>>>
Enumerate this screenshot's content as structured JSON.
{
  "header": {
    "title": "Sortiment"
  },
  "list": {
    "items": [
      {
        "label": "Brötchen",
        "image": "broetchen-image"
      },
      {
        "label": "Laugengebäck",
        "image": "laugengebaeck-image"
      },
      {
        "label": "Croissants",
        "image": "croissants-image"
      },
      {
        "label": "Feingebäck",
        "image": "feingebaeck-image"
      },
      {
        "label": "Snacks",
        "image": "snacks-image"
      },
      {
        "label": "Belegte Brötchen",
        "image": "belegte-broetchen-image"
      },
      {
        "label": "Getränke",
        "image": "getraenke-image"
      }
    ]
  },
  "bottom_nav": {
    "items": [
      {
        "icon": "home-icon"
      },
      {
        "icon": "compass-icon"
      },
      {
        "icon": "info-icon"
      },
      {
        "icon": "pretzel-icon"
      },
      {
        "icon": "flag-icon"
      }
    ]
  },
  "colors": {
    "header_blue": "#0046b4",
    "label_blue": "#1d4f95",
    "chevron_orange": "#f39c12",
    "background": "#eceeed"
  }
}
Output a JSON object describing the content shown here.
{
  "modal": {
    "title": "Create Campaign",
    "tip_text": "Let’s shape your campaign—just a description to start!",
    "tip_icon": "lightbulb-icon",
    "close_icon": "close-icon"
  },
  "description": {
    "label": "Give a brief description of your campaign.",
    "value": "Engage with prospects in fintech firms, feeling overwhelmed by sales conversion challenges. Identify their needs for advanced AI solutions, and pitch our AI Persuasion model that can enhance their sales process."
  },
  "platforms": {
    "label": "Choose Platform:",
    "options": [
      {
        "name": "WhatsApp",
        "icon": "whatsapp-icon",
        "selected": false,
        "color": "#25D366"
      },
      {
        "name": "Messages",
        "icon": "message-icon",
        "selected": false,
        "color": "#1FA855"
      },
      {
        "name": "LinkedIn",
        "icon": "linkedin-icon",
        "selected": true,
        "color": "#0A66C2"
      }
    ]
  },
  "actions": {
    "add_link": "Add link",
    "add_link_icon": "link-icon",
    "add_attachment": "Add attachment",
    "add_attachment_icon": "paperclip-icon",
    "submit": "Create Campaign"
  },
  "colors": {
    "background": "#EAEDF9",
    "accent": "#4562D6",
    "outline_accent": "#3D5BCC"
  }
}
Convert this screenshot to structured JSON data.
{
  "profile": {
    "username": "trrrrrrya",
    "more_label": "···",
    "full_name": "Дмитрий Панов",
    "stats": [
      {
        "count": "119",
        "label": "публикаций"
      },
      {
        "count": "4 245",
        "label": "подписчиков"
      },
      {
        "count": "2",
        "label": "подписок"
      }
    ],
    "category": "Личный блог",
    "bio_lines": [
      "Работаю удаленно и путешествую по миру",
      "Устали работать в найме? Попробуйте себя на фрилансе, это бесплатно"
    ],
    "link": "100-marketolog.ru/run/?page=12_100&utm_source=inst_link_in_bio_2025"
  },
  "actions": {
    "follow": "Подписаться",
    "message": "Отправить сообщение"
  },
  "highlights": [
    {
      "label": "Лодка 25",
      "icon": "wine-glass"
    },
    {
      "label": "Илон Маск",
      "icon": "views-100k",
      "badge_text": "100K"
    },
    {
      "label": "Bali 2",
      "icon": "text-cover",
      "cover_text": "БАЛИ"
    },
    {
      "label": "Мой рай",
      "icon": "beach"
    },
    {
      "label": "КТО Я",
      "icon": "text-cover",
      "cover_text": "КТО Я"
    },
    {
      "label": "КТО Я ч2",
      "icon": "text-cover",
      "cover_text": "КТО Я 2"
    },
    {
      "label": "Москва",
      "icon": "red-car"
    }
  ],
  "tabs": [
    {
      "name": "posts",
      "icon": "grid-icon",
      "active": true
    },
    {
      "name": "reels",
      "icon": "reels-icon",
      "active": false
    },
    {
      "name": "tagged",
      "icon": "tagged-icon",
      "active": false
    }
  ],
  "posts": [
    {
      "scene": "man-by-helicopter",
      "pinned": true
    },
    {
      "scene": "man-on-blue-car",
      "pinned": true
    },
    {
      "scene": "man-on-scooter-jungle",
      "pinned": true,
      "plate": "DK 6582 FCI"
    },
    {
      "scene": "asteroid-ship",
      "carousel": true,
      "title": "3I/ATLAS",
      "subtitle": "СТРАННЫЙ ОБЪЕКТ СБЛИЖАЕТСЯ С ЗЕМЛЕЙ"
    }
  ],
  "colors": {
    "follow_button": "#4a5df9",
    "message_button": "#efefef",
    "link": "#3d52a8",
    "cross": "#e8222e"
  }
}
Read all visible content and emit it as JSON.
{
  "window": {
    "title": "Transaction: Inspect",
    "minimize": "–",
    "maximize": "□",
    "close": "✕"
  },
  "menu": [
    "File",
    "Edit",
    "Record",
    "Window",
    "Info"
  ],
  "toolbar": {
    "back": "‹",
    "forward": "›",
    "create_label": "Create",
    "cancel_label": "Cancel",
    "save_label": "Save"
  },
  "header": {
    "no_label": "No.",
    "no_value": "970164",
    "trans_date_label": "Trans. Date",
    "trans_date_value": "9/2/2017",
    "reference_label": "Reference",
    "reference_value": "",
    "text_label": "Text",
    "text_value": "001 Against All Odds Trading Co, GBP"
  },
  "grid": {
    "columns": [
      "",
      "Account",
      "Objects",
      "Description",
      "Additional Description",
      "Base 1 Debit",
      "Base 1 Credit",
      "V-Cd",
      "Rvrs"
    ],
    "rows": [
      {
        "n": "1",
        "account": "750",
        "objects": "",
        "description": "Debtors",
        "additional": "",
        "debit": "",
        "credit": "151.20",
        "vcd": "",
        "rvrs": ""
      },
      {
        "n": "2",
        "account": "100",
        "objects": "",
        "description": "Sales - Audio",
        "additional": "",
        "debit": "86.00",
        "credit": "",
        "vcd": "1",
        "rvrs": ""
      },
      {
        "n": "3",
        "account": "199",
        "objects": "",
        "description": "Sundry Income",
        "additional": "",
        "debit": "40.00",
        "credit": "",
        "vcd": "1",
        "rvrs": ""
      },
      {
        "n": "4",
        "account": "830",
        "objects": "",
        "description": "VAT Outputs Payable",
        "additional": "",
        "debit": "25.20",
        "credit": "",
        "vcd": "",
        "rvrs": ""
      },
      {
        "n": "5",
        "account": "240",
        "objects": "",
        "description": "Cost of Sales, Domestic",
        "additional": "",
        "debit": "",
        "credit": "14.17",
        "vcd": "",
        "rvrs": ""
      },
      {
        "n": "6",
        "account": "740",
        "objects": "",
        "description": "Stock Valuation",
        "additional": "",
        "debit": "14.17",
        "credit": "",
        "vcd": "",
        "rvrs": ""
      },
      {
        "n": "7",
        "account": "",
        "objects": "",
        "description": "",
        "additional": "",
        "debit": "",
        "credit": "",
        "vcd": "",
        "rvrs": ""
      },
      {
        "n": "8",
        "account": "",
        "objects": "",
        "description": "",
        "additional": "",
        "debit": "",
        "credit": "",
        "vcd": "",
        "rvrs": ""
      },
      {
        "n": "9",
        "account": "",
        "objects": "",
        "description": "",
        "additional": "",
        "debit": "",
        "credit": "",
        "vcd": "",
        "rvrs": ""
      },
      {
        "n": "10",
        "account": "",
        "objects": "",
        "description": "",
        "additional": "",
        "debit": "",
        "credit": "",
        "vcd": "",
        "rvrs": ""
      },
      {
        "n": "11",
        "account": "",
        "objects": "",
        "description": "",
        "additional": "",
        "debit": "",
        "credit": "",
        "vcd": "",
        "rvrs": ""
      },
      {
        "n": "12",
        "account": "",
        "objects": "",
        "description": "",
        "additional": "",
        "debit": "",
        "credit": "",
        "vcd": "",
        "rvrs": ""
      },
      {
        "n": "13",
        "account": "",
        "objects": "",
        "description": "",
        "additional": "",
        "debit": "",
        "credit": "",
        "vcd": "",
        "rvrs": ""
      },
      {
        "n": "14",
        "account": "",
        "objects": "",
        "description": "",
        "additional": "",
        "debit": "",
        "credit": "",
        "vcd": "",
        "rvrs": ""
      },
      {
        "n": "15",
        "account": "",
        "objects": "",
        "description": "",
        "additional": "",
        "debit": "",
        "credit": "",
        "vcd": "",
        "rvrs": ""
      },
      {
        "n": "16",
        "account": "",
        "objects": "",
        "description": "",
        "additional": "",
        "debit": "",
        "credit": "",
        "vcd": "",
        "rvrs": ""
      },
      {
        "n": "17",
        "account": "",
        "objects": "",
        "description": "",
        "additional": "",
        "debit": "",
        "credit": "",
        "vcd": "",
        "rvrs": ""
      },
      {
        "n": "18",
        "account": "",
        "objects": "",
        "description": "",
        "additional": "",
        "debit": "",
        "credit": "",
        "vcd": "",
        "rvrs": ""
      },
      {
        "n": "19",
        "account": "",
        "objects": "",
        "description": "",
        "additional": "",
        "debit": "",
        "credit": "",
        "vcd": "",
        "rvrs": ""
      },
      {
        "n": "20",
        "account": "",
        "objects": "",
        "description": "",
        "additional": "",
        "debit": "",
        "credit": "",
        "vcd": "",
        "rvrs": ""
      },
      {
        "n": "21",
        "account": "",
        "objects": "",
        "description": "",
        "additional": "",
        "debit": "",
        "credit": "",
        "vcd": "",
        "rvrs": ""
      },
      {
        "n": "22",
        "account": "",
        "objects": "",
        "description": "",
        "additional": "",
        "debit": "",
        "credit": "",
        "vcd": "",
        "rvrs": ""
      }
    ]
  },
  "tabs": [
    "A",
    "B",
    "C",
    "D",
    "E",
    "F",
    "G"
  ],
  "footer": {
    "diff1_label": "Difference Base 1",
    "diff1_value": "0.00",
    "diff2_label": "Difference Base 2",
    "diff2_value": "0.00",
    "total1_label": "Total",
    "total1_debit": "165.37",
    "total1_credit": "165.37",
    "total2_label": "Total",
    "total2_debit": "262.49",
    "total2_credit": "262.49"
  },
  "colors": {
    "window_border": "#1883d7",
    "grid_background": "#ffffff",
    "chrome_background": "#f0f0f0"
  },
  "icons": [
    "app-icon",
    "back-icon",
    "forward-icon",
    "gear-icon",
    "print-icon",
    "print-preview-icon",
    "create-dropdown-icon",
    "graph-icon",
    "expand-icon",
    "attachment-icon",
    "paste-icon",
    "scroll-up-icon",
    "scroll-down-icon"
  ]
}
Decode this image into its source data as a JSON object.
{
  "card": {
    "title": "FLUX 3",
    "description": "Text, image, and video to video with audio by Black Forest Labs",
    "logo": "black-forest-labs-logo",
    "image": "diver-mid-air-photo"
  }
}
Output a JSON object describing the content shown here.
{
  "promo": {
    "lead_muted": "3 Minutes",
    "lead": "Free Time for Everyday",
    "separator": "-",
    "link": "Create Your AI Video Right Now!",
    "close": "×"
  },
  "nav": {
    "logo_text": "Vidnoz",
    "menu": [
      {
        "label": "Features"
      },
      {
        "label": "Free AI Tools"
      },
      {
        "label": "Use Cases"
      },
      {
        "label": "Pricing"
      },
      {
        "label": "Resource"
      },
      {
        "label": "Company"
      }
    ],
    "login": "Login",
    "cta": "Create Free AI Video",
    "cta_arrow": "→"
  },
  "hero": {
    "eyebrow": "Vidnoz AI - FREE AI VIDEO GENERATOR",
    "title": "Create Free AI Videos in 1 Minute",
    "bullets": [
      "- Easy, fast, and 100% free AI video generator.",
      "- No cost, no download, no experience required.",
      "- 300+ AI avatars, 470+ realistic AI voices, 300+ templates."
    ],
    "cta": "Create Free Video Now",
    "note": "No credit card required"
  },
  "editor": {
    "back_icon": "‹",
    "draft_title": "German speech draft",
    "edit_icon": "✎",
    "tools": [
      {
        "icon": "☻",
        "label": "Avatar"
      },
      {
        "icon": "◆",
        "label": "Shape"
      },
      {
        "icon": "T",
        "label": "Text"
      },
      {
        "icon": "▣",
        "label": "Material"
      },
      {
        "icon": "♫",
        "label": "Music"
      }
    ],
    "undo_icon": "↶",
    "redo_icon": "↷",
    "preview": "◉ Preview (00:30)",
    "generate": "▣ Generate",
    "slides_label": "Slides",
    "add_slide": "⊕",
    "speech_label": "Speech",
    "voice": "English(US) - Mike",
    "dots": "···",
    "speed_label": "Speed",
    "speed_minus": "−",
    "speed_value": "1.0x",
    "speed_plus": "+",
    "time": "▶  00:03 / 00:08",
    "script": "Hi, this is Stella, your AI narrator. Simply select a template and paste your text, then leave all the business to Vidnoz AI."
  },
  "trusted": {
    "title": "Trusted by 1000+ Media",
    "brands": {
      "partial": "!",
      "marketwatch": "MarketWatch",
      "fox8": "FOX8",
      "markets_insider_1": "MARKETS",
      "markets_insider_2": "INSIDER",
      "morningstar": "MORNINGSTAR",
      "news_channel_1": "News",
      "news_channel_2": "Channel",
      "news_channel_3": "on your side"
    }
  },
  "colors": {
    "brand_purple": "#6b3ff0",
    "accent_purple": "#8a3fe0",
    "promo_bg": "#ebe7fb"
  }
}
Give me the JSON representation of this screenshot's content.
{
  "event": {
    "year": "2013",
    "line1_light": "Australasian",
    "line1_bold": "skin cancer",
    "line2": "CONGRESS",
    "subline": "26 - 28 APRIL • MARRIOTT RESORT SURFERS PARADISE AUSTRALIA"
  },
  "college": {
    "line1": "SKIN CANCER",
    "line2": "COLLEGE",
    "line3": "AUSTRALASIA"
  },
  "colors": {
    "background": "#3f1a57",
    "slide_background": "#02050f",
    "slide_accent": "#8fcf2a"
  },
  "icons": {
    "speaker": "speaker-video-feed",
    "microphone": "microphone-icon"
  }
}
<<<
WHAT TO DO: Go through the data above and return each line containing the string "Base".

OUTPUT:
      "Base 1 Debit",
      "Base 1 Credit",
    "diff1_label": "Difference Base 1",
    "diff2_label": "Difference Base 2",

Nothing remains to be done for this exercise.